[Exercise brief] Please retype all of the following entries exactly.

---------- Data listing

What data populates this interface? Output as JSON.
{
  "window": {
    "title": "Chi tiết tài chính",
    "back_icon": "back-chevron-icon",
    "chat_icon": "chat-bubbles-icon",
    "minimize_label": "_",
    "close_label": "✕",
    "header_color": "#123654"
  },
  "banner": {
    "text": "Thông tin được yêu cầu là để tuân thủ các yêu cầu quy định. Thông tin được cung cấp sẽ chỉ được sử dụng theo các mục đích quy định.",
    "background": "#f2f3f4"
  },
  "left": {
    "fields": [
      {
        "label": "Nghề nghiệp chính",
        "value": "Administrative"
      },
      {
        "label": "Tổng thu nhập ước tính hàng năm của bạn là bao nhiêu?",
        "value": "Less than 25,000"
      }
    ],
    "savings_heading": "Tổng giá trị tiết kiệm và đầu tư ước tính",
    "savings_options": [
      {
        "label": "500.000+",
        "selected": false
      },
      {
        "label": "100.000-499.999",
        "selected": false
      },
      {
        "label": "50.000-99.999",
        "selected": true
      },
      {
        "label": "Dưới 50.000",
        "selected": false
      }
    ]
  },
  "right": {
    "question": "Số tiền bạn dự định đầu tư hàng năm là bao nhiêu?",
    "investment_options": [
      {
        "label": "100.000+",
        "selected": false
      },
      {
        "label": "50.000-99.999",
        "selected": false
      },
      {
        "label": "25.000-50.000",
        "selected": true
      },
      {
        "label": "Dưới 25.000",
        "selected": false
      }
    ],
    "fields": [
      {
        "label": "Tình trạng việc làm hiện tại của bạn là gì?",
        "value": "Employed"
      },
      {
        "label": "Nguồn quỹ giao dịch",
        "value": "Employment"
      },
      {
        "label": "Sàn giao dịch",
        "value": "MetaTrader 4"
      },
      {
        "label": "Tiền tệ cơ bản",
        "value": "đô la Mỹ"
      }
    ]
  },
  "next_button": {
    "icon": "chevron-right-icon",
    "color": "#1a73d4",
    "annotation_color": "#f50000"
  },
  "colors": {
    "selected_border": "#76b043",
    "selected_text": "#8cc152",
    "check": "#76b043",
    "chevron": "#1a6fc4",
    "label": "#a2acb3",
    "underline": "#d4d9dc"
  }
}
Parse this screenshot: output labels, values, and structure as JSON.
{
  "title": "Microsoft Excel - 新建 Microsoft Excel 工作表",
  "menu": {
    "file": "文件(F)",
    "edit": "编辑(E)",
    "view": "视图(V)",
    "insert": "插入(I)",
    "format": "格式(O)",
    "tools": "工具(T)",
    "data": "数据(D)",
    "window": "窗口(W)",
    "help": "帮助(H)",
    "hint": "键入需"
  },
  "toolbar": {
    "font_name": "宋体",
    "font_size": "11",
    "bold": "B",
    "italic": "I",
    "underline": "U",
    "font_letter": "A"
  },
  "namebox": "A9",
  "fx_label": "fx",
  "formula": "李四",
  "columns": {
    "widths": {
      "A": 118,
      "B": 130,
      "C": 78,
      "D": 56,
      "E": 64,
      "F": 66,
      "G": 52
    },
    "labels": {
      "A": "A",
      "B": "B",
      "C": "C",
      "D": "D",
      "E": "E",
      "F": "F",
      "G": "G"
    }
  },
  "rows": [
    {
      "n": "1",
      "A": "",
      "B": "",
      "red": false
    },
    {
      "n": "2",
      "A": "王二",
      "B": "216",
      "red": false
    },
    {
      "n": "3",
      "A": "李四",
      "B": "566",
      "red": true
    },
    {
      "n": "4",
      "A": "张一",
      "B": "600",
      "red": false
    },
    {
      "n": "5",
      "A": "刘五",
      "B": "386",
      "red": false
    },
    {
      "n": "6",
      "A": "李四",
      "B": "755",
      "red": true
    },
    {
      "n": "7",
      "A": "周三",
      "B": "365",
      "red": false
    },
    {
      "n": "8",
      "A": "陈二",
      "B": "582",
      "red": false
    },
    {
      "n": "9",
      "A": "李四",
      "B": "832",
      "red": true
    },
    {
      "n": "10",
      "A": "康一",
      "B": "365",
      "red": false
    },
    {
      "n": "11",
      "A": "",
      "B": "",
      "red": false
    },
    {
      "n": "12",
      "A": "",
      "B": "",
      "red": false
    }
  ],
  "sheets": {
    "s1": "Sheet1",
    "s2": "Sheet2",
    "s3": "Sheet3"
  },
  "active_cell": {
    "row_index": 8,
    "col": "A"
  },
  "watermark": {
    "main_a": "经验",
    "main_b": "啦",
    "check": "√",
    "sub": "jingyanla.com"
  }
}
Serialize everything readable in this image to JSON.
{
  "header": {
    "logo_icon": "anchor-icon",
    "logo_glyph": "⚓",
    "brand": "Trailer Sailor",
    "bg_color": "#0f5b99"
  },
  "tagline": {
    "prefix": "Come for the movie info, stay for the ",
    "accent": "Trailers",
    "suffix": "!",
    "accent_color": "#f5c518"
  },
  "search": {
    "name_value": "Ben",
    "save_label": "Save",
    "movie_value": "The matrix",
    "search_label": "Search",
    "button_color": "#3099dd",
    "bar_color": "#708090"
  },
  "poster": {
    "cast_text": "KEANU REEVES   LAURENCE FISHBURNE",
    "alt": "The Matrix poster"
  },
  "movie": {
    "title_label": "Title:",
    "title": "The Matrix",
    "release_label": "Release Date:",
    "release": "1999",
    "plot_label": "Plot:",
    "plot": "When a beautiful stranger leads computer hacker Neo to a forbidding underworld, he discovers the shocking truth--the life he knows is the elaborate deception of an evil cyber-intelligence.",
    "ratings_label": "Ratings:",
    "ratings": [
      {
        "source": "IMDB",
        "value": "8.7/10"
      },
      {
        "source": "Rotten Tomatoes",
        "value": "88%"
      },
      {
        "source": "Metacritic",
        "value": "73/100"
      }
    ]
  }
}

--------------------

[Task output]
What data populates this interface? Output as JSON.
{
  "window": {
    "title": "Chi tiết tài chính",
    "back_icon": "back-chevron-icon",
    "chat_icon": "chat-bubbles-icon",
    "minimize_label": "_",
    "close_label": "✕",
    "header_color": "#123654"
  },
  "banner": {
    "text": "Thông tin được yêu cầu là để tuân thủ các yêu cầu quy định. Thông tin được cung cấp sẽ chỉ được sử dụng theo các mục đích quy định.",
    "background": "#f2f3f4"
  },
  "left": {
    "fields": [
      {
        "label": "Nghề nghiệp chính",
        "value": "Administrative"
      },
      {
        "label": "Tổng thu nhập ước tính hàng năm của bạn là bao nhiêu?",
        "value": "Less than 25,000"
      }
    ],
    "savings_heading": "Tổng giá trị tiết kiệm và đầu tư ước tính",
    "savings_options": [
      {
        "label": "500.000+",
        "selected": false
      },
      {
        "label": "100.000-499.999",
        "selected": false
      },
      {
        "label": "50.000-99.999",
        "selected": true
      },
      {
        "label": "Dưới 50.000",
        "selected": false
      }
    ]
  },
  "right": {
    "question": "Số tiền bạn dự định đầu tư hàng năm là bao nhiêu?",
    "investment_options": [
      {
        "label": "100.000+",
        "selected": false
      },
      {
        "label": "50.000-99.999",
        "selected": false
      },
      {
        "label": "25.000-50.000",
        "selected": true
      },
      {
        "label": "Dưới 25.000",
        "selected": false
      }
    ],
    "fields": [
      {
        "label": "Tình trạng việc làm hiện tại của bạn là gì?",
        "value": "Employed"
      },
      {
        "label": "Nguồn quỹ giao dịch",
        "value": "Employment"
      },
      {
        "label": "Sàn giao dịch",
        "value": "MetaTrader 4"
      },
      {
        "label": "Tiền tệ cơ bản",
        "value": "đô la Mỹ"
      }
    ]
  },
  "next_button": {
    "icon": "chevron-right-icon",
    "color": "#1a73d4",
    "annotation_color": "#f50000"
  },
  "colors": {
    "selected_border": "#76b043",
    "selected_text": "#8cc152",
    "check": "#76b043",
    "chevron": "#1a6fc4",
    "label": "#a2acb3",
    "underline": "#d4d9dc"
  }
}
Parse this screenshot: output labels, values, and structure as JSON.
{
  "title": "Microsoft Excel - 新建 Microsoft Excel 工作表",
  "menu": {
    "file": "文件(F)",
    "edit": "编辑(E)",
    "view": "视图(V)",
    "insert": "插入(I)",
    "format": "格式(O)",
    "tools": "工具(T)",
    "data": "数据(D)",
    "window": "窗口(W)",
    "help": "帮助(H)",
    "hint": "键入需"
  },
  "toolbar": {
    "font_name": "宋体",
    "font_size": "11",
    "bold": "B",
    "italic": "I",
    "underline": "U",
    "font_letter": "A"
  },
  "namebox": "A9",
  "fx_label": "fx",
  "formula": "李四",
  "columns": {
    "widths": {
      "A": 118,
      "B": 130,
      "C": 78,
      "D": 56,
      "E": 64,
      "F": 66,
      "G": 52
    },
    "labels": {
      "A": "A",
      "B": "B",
      "C": "C",
      "D": "D",
      "E": "E",
      "F": "F",
      "G": "G"
    }
  },
  "rows": [
    {
      "n": "1",
      "A": "",
      "B": "",
      "red": false
    },
    {
      "n": "2",
      "A": "王二",
      "B": "216",
      "red": false
    },
    {
      "n": "3",
      "A": "李四",
      "B": "566",
      "red": true
    },
    {
      "n": "4",
      "A": "张一",
      "B": "600",
      "red": false
    },
    {
      "n": "5",
      "A": "刘五",
      "B": "386",
      "red": false
    },
    {
      "n": "6",
      "A": "李四",
      "B": "755",
      "red": true
    },
    {
      "n": "7",
      "A": "周三",
      "B": "365",
      "red": false
    },
    {
      "n": "8",
      "A": "陈二",
      "B": "582",
      "red": false
    },
    {
      "n": "9",
      "A": "李四",
      "B": "832",
      "red": true
    },
    {
      "n": "10",
      "A": "康一",
      "B": "365",
      "red": false
    },
    {
      "n": "11",
      "A": "",
      "B": "",
      "red": false
    },
    {
      "n": "12",
      "A": "",
      "B": "",
      "red": false
    }
  ],
  "sheets": {
    "s1": "Sheet1",
    "s2": "Sheet2",
    "s3": "Sheet3"
  },
  "active_cell": {
    "row_index": 8,
    "col": "A"
  },
  "watermark": {
    "main_a": "经验",
    "main_b": "啦",
    "check": "√",
    "sub": "jingyanla.com"
  }
}
Serialize everything readable in this image to JSON.
{
  "header": {
    "logo_icon": "anchor-icon",
    "logo_glyph": "⚓",
    "brand": "Trailer Sailor",
    "bg_color": "#0f5b99"
  },
  "tagline": {
    "prefix": "Come for the movie info, stay for the ",
    "accent": "Trailers",
    "suffix": "!",
    "accent_color": "#f5c518"
  },
  "search": {
    "name_value": "Ben",
    "save_label": "Save",
    "movie_value": "The matrix",
    "search_label": "Search",
    "button_color": "#3099dd",
    "bar_color": "#708090"
  },
  "poster": {
    "cast_text": "KEANU REEVES   LAURENCE FISHBURNE",
    "alt": "The Matrix poster"
  },
  "movie": {
    "title_label": "Title:",
    "title": "The Matrix",
    "release_label": "Release Date:",
    "release": "1999",
    "plot_label": "Plot:",
    "plot": "When a beautiful stranger leads computer hacker Neo to a forbidding underworld, he discovers the shocking truth--the life he knows is the elaborate deception of an evil cyber-intelligence.",
    "ratings_label": "Ratings:",
    "ratings": [
      {
        "source": "IMDB",
        "value": "8.7/10"
      },
      {
        "source": "Rotten Tomatoes",
        "value": "88%"
      },
      {
        "source": "Metacritic",
        "value": "73/100"
      }
    ]
  }
}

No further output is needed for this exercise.